Tamarind is a fruit related to peanuts and chickpeas. The brown-red fleshy pulp has a sticky, date-like consistency with distinctively tart flavour and sweet date aroma. The pods grow on trees which are native to tropical Africa, but are now also cultivated around the world in tropical climates such as India and Central America.
What is tamarind pulp?
Tamarind pulp is made from the citrussy flesh inside the tamarind pod - which grow on trees like the image above.
What is tamarind paste?
Tamarind paste is made by diluting tamarind pulp with water, into a pre-mixed solution ready for cooking. The amount the tamarind pulp is diluted varies between brands, so when cooking from a recipe add the paste slowly and taste as you go because the chef may be using a different brand. It is also known as tamarind concentrate or ‘cooking tamarind’ and is packaged in small plastic tubs similar to peanut butter.
Should I use tamarind paste or tamarind pulp?
Tamarind pulp is rarely used in cooking unless diluted. Instead it is commonly used to make tamarind water before adding it to a recipe. Tamarind paste is much more convenient and quicker to use as you can easily spoon it from the jar directly into your dish. However, if tamarind is the main flavour in your dish, homemade tamarind water has a much fresher taste.
What is tamarind used for?
Tamarind is used throughout southeast Asia in curries, Indian cuisine and even in a Mexican drink called Agua de Tamarindo. Try cooking with tamarind in these recipes:
- Indian tamarind recipe: Goan Roast Cauliflower & Green Bean Curry
- Iranian tamarind recipe: Yasmin Khan's Bandari Fishcakes with a Tamarind and Date Sauce
- Thai tamarind recipes:
- Nam Phrik Kapi - an all-purpose Thai sauce
- Our Perfect Pad Thai Recipe
- Seabass with Tamarind and Chilli
What is tamarind water and how to make it?

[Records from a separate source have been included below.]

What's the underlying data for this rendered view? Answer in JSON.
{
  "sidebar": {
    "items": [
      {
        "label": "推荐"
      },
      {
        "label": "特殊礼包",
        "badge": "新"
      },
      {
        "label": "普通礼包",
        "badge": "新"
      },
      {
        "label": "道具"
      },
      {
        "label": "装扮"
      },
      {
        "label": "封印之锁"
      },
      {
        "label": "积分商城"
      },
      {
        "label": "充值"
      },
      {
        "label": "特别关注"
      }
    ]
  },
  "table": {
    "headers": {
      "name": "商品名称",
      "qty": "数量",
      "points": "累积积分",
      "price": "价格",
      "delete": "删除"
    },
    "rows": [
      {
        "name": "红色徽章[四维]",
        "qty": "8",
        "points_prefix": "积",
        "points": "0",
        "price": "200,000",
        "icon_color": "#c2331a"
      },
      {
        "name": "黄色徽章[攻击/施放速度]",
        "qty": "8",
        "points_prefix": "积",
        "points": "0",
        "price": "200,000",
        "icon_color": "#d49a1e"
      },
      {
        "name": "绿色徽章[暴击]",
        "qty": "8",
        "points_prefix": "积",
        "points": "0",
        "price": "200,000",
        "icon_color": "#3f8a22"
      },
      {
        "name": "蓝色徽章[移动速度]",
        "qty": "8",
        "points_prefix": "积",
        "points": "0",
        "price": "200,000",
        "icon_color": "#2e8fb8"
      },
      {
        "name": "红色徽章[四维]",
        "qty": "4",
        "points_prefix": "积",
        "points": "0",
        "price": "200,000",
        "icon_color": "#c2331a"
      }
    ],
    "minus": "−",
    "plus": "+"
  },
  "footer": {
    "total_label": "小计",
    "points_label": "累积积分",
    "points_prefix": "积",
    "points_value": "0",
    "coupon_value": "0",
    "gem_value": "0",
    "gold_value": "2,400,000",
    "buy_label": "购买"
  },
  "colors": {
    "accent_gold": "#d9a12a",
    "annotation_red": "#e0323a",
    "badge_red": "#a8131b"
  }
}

Tamarind water is made by soaking tamarind pulp in boiling water before straining through a sieve and storing the liquid. Many recipe books will direct you to make your own tamarind water, to ensure that you are using the same concentration of tamarind as the chef. Read below to learn how to make it step-by-step.

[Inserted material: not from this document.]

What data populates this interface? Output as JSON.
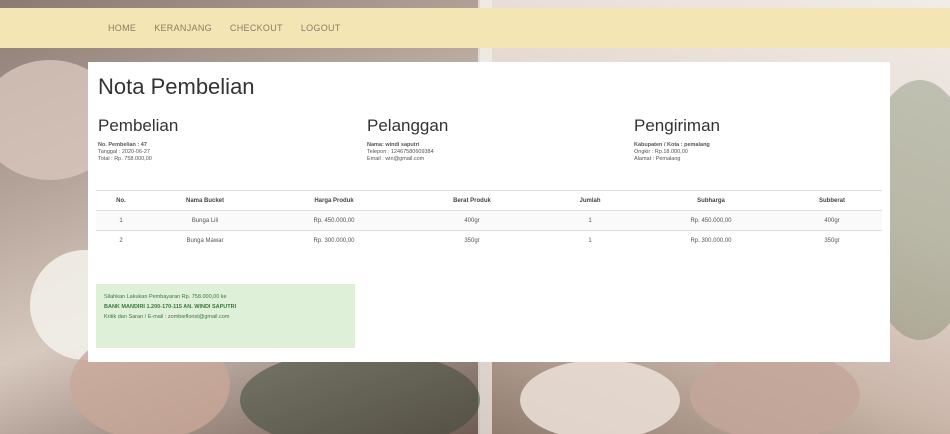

Frequently Asked Questions
Are tamarind paste and tamarind concentrate the same thing?
Yes. Normally tamarind paste and tamarind concentrate are the same product. We sell a great tamarind paste here.
What can I use instead of tamarind paste?

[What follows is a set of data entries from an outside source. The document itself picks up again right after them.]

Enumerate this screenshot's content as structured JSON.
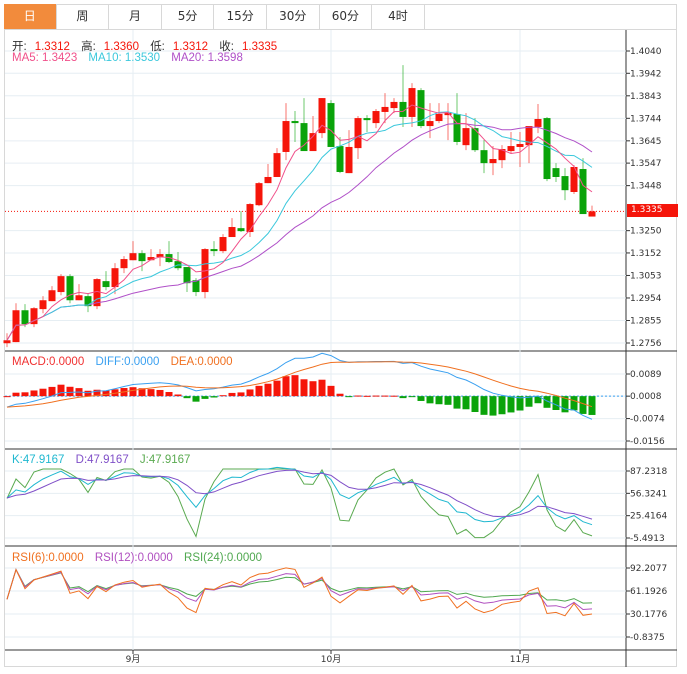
{
  "tabs": [
    {
      "label": "日",
      "active": true
    },
    {
      "label": "周",
      "active": false
    },
    {
      "label": "月",
      "active": false
    },
    {
      "label": "5分",
      "active": false
    },
    {
      "label": "15分",
      "active": false
    },
    {
      "label": "30分",
      "active": false
    },
    {
      "label": "60分",
      "active": false
    },
    {
      "label": "4时",
      "active": false
    }
  ],
  "header": {
    "open_label": "开:",
    "open": "1.3312",
    "high_label": "高:",
    "high": "1.3360",
    "low_label": "低:",
    "low": "1.3312",
    "close_label": "收:",
    "close": "1.3335",
    "ma5": "MA5: 1.3423",
    "ma10": "MA10: 1.3530",
    "ma20": "MA20: 1.3598"
  },
  "colors": {
    "up": "#f5150a",
    "down": "#0aa30a",
    "accent": "#f28b3c",
    "ma5": "#f0508a",
    "ma10": "#3cc8dc",
    "ma20": "#b050c8",
    "macd": "#f03030",
    "diff": "#3aa0f0",
    "dea": "#f07020",
    "k": "#20b8d0",
    "d": "#8050c8",
    "j": "#5aaa50",
    "rsi6": "#f07020",
    "rsi12": "#b050c0",
    "rsi24": "#50a850"
  },
  "chart_data": [
    {
      "type": "candlestick",
      "price_ticks": [
        "1.4040",
        "1.3942",
        "1.3843",
        "1.3744",
        "1.3645",
        "1.3547",
        "1.3448",
        "1.3250",
        "1.3152",
        "1.3053",
        "1.2954",
        "1.2855",
        "1.2756"
      ],
      "ylim": [
        1.2756,
        1.404
      ],
      "current_price": "1.3335",
      "x_labels": [
        {
          "label": "9月",
          "at_candle": 14
        },
        {
          "label": "10月",
          "at_candle": 36
        },
        {
          "label": "11月",
          "at_candle": 57
        }
      ],
      "ohlc": [
        [
          1.2755,
          1.2799,
          1.2738,
          1.2768
        ],
        [
          1.276,
          1.2931,
          1.276,
          1.29
        ],
        [
          1.29,
          1.2927,
          1.2826,
          1.2839
        ],
        [
          1.2839,
          1.2914,
          1.2826,
          1.2909
        ],
        [
          1.2905,
          1.2962,
          1.2887,
          1.2944
        ],
        [
          1.294,
          1.3006,
          1.294,
          1.2988
        ],
        [
          1.298,
          1.3059,
          1.2966,
          1.305
        ],
        [
          1.305,
          1.3059,
          1.2931,
          1.2944
        ],
        [
          1.2944,
          1.3015,
          1.2944,
          1.2966
        ],
        [
          1.2962,
          1.2975,
          1.2892,
          1.2918
        ],
        [
          1.2918,
          1.3041,
          1.2905,
          1.3037
        ],
        [
          1.3028,
          1.3072,
          1.2988,
          1.3002
        ],
        [
          1.3002,
          1.3107,
          1.2971,
          1.3085
        ],
        [
          1.3085,
          1.3138,
          1.3063,
          1.3125
        ],
        [
          1.312,
          1.3204,
          1.312,
          1.3151
        ],
        [
          1.3151,
          1.3164,
          1.3072,
          1.3116
        ],
        [
          1.312,
          1.3169,
          1.312,
          1.3134
        ],
        [
          1.3134,
          1.3169,
          1.3094,
          1.3147
        ],
        [
          1.3147,
          1.3204,
          1.3107,
          1.3112
        ],
        [
          1.3116,
          1.3156,
          1.3076,
          1.3085
        ],
        [
          1.309,
          1.309,
          1.298,
          1.3019
        ],
        [
          1.3032,
          1.3041,
          1.2962,
          1.298
        ],
        [
          1.298,
          1.3173,
          1.2953,
          1.3169
        ],
        [
          1.3169,
          1.3204,
          1.3138,
          1.316
        ],
        [
          1.316,
          1.3235,
          1.3151,
          1.3222
        ],
        [
          1.3222,
          1.3305,
          1.3222,
          1.3266
        ],
        [
          1.3261,
          1.3336,
          1.3244,
          1.3248
        ],
        [
          1.3244,
          1.3371,
          1.3222,
          1.3367
        ],
        [
          1.3362,
          1.3464,
          1.3358,
          1.3459
        ],
        [
          1.3459,
          1.3543,
          1.3459,
          1.3486
        ],
        [
          1.3486,
          1.3613,
          1.3486,
          1.3591
        ],
        [
          1.3596,
          1.3811,
          1.356,
          1.3732
        ],
        [
          1.3732,
          1.3776,
          1.364,
          1.3723
        ],
        [
          1.3723,
          1.3833,
          1.36,
          1.36
        ],
        [
          1.36,
          1.3754,
          1.36,
          1.3679
        ],
        [
          1.3679,
          1.3833,
          1.3657,
          1.3833
        ],
        [
          1.3811,
          1.3824,
          1.3618,
          1.3618
        ],
        [
          1.3622,
          1.3662,
          1.3503,
          1.3508
        ],
        [
          1.3503,
          1.3692,
          1.3503,
          1.3618
        ],
        [
          1.3613,
          1.3754,
          1.3565,
          1.3745
        ],
        [
          1.3745,
          1.3758,
          1.3684,
          1.3736
        ],
        [
          1.3723,
          1.3785,
          1.3701,
          1.3776
        ],
        [
          1.3772,
          1.3855,
          1.3723,
          1.3794
        ],
        [
          1.3789,
          1.3833,
          1.3767,
          1.3816
        ],
        [
          1.3816,
          1.3978,
          1.3706,
          1.375
        ],
        [
          1.375,
          1.3899,
          1.3706,
          1.3877
        ],
        [
          1.3868,
          1.3877,
          1.3701,
          1.371
        ],
        [
          1.371,
          1.3811,
          1.3657,
          1.3732
        ],
        [
          1.3732,
          1.3811,
          1.3723,
          1.3763
        ],
        [
          1.3758,
          1.3811,
          1.3648,
          1.3767
        ],
        [
          1.3763,
          1.3855,
          1.3626,
          1.364
        ],
        [
          1.3626,
          1.3767,
          1.3604,
          1.3701
        ],
        [
          1.3701,
          1.3745,
          1.3596,
          1.3604
        ],
        [
          1.3604,
          1.3648,
          1.3503,
          1.3547
        ],
        [
          1.3547,
          1.3622,
          1.3494,
          1.3565
        ],
        [
          1.356,
          1.3626,
          1.3525,
          1.3609
        ],
        [
          1.36,
          1.3684,
          1.3591,
          1.3622
        ],
        [
          1.3618,
          1.3684,
          1.353,
          1.3631
        ],
        [
          1.3626,
          1.371,
          1.3547,
          1.371
        ],
        [
          1.3706,
          1.3807,
          1.3679,
          1.3741
        ],
        [
          1.3745,
          1.375,
          1.3468,
          1.3477
        ],
        [
          1.3525,
          1.3547,
          1.3464,
          1.3486
        ],
        [
          1.349,
          1.3525,
          1.3384,
          1.3428
        ],
        [
          1.342,
          1.3538,
          1.3411,
          1.353
        ],
        [
          1.3521,
          1.3569,
          1.3323,
          1.3323
        ],
        [
          1.3312,
          1.336,
          1.3312,
          1.3335
        ]
      ]
    },
    {
      "type": "macd",
      "legend": {
        "macd": "MACD:0.0000",
        "diff": "DIFF:0.0000",
        "dea": "DEA:0.0000"
      },
      "ticks": [
        "0.0089",
        "0.0008",
        "-0.0074",
        "-0.0156"
      ],
      "ylim": [
        -0.0156,
        0.0089
      ]
    },
    {
      "type": "kdj",
      "legend": {
        "k": "K:47.9167",
        "d": "D:47.9167",
        "j": "J:47.9167"
      },
      "ticks": [
        "87.2318",
        "56.3241",
        "25.4164",
        "-5.4913"
      ],
      "ylim": [
        -5.4913,
        87.2318
      ]
    },
    {
      "type": "rsi",
      "legend": {
        "rsi6": "RSI(6):0.0000",
        "rsi12": "RSI(12):0.0000",
        "rsi24": "RSI(24):0.0000"
      },
      "ticks": [
        "92.2077",
        "61.1926",
        "30.1776",
        "-0.8375"
      ],
      "ylim": [
        -0.8375,
        92.2077
      ]
    }
  ]
}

If you like cooking with tamarind, shop for southeast Asian ingredients here
Tamarind Water Recipe
Tamarind water ingredients Serves: 12
- 100g tamarind pulp
- 600ml boiling water
Method for making tamarind water
- Pour boiling water over the tamarind pulp, and leave to soak for 20 minutes. Break the pulp up with a fork, and strain the mixture into a bowl using a sieve. Press as much pulp through as possible using a spoon, and scrape any tamarind puree from the underside of the sieve into the bowl.
- The tamarind water will keep in the fridge for up to a week, or can be frozen. If freezing, pour into an ice cube tray for easy-to-use portions.
After a stage as a chef at a London Michelin-starred restaurant Nicola became obsessed with seeking the best flavours from around the world. She started Sous Chef in 2012, and is always sharing her knowledge of ingredients and writing recipes to showcase those products. Learning from the products, Sous Chef's suppliers and her travels, Nicola has written the majority of the recipes on the Sous Chef website, all of which are big on flavour.